Available data:
■ ■ ■

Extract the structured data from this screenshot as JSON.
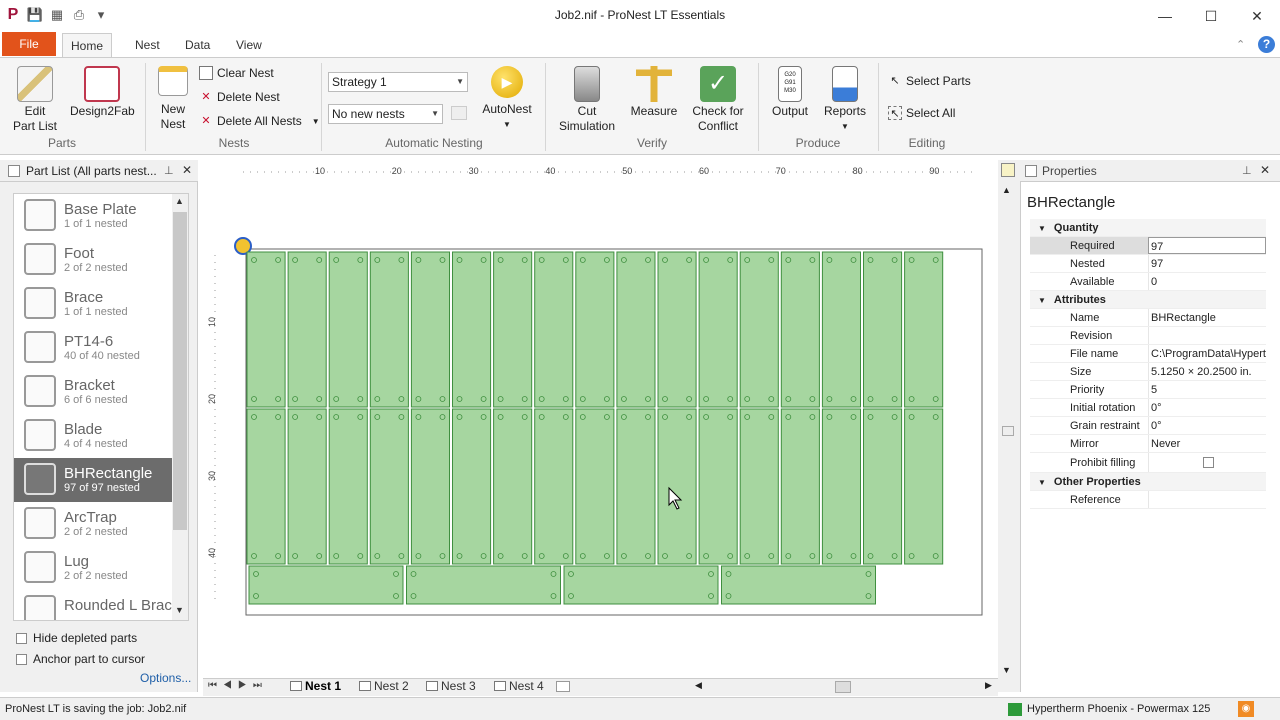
{
  "window": {
    "title": "Job2.nif - ProNest LT Essentials",
    "app_logo": "P"
  },
  "tabs": {
    "file": "File",
    "home": "Home",
    "nest": "Nest",
    "data": "Data",
    "view": "View"
  },
  "ribbon": {
    "parts": {
      "edit_part_list": "Edit\nPart List",
      "design2fab": "Design2Fab",
      "label": "Parts"
    },
    "nests": {
      "new_nest": "New\nNest",
      "clear_nest": "Clear Nest",
      "delete_nest": "Delete Nest",
      "delete_all_nests": "Delete All Nests",
      "label": "Nests"
    },
    "auto": {
      "strategy": "Strategy 1",
      "new_nests": "No new nests",
      "autonest": "AutoNest",
      "label": "Automatic Nesting"
    },
    "verify": {
      "cut_simulation": "Cut\nSimulation",
      "measure": "Measure",
      "check_conflict": "Check for\nConflict",
      "label": "Verify"
    },
    "produce": {
      "output": "Output",
      "reports": "Reports",
      "label": "Produce"
    },
    "editing": {
      "select_parts": "Select Parts",
      "select_all": "Select All",
      "label": "Editing"
    }
  },
  "part_list": {
    "title": "Part List  (All parts nest...",
    "items": [
      {
        "name": "Base Plate",
        "status": "1 of 1 nested"
      },
      {
        "name": "Foot",
        "status": "2 of 2 nested"
      },
      {
        "name": "Brace",
        "status": "1 of 1 nested"
      },
      {
        "name": "PT14-6",
        "status": "40 of 40 nested"
      },
      {
        "name": "Bracket",
        "status": "6 of 6 nested"
      },
      {
        "name": "Blade",
        "status": "4 of 4 nested"
      },
      {
        "name": "BHRectangle",
        "status": "97 of 97 nested"
      },
      {
        "name": "ArcTrap",
        "status": "2 of 2 nested"
      },
      {
        "name": "Lug",
        "status": "2 of 2 nested"
      },
      {
        "name": "Rounded L Brac",
        "status": ""
      }
    ],
    "selected_index": 6,
    "hide_depleted": "Hide depleted parts",
    "anchor_part": "Anchor part to cursor",
    "options": "Options..."
  },
  "ruler": {
    "top": [
      "10",
      "20",
      "30",
      "40",
      "50",
      "60",
      "70",
      "80",
      "90"
    ],
    "left": [
      "10",
      "20",
      "30",
      "40"
    ]
  },
  "nest_tabs": [
    {
      "label": "Nest 1",
      "active": true
    },
    {
      "label": "Nest 2",
      "active": false
    },
    {
      "label": "Nest 3",
      "active": false
    },
    {
      "label": "Nest 4",
      "active": false
    }
  ],
  "properties": {
    "title": "Properties",
    "part_name": "BHRectangle",
    "cat_quantity": "Quantity",
    "required_k": "Required",
    "required_v": "97",
    "nested_k": "Nested",
    "nested_v": "97",
    "available_k": "Available",
    "available_v": "0",
    "cat_attributes": "Attributes",
    "name_k": "Name",
    "name_v": "BHRectangle",
    "revision_k": "Revision",
    "revision_v": "",
    "filename_k": "File name",
    "filename_v": "C:\\ProgramData\\Hypert",
    "size_k": "Size",
    "size_v": "5.1250 × 20.2500 in.",
    "priority_k": "Priority",
    "priority_v": "5",
    "initrot_k": "Initial rotation",
    "initrot_v": "0°",
    "grain_k": "Grain restraint",
    "grain_v": "0°",
    "mirror_k": "Mirror",
    "mirror_v": "Never",
    "prohibit_k": "Prohibit filling",
    "cat_other": "Other Properties",
    "reference_k": "Reference",
    "reference_v": ""
  },
  "status": {
    "left": "ProNest LT is saving the job: Job2.nif",
    "machine": "Hypertherm Phoenix - Powermax 125"
  },
  "colors": {
    "file_tab": "#e2531b",
    "part_fill": "#a6d6a0",
    "part_stroke": "#3f8f3f",
    "selected_row": "#6c6c6c"
  }
}
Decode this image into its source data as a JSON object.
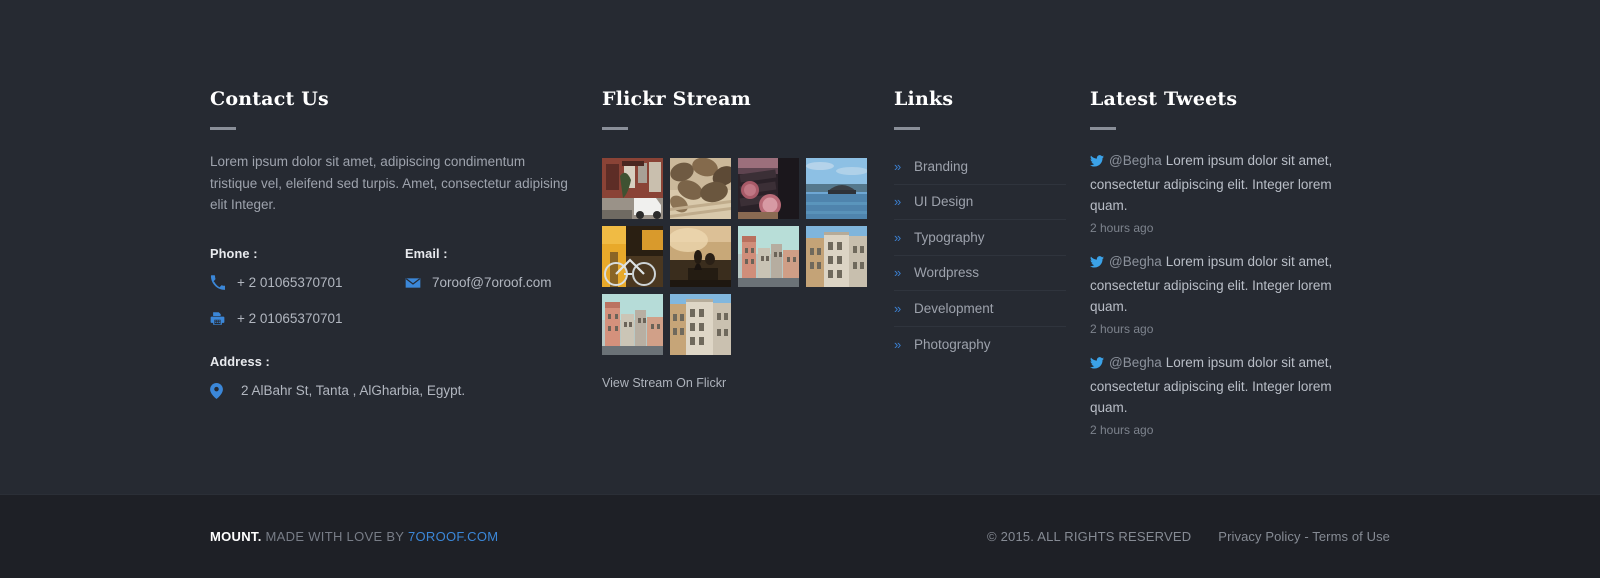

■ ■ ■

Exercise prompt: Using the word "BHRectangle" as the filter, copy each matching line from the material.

Exercise solution:
        "name": "BHRectangle",
    "part_name": "BHRectangle",
    "name_v": "BHRectangle",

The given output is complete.